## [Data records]

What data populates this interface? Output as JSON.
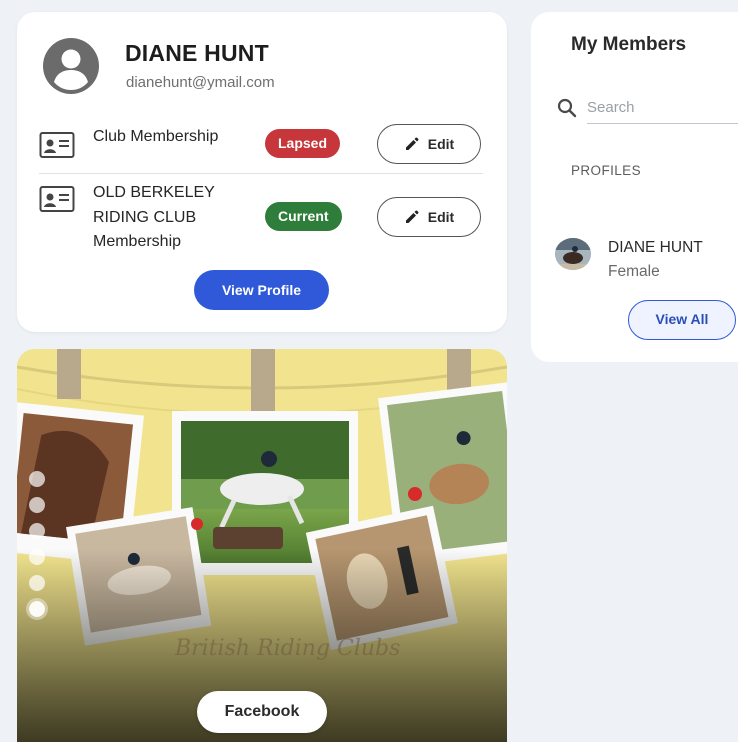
{
  "profile": {
    "name": "DIANE HUNT",
    "email": "dianehunt@ymail.com",
    "view_profile_label": "View Profile"
  },
  "memberships": [
    {
      "label": "Club Membership",
      "status": "Lapsed",
      "edit_label": "Edit"
    },
    {
      "label": "OLD BERKELEY RIDING CLUB Membership",
      "status": "Current",
      "edit_label": "Edit"
    }
  ],
  "banner": {
    "watermark": "British Riding Clubs",
    "facebook_label": "Facebook"
  },
  "members_panel": {
    "title": "My Members",
    "search_placeholder": "Search",
    "section_header": "PROFILES",
    "members": [
      {
        "name": "DIANE HUNT",
        "gender": "Female"
      }
    ],
    "view_all_label": "View All"
  },
  "colors": {
    "lapsed": "#c7363a",
    "current": "#2f7d3a",
    "primary": "#2f59d9"
  }
}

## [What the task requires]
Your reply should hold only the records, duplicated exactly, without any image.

## [Reply]
What data populates this interface? Output as JSON.
{
  "profile": {
    "name": "DIANE HUNT",
    "email": "dianehunt@ymail.com",
    "view_profile_label": "View Profile"
  },
  "memberships": [
    {
      "label": "Club Membership",
      "status": "Lapsed",
      "edit_label": "Edit"
    },
    {
      "label": "OLD BERKELEY RIDING CLUB Membership",
      "status": "Current",
      "edit_label": "Edit"
    }
  ],
  "banner": {
    "watermark": "British Riding Clubs",
    "facebook_label": "Facebook"
  },
  "members_panel": {
    "title": "My Members",
    "search_placeholder": "Search",
    "section_header": "PROFILES",
    "members": [
      {
        "name": "DIANE HUNT",
        "gender": "Female"
      }
    ],
    "view_all_label": "View All"
  },
  "colors": {
    "lapsed": "#c7363a",
    "current": "#2f7d3a",
    "primary": "#2f59d9"
  }
}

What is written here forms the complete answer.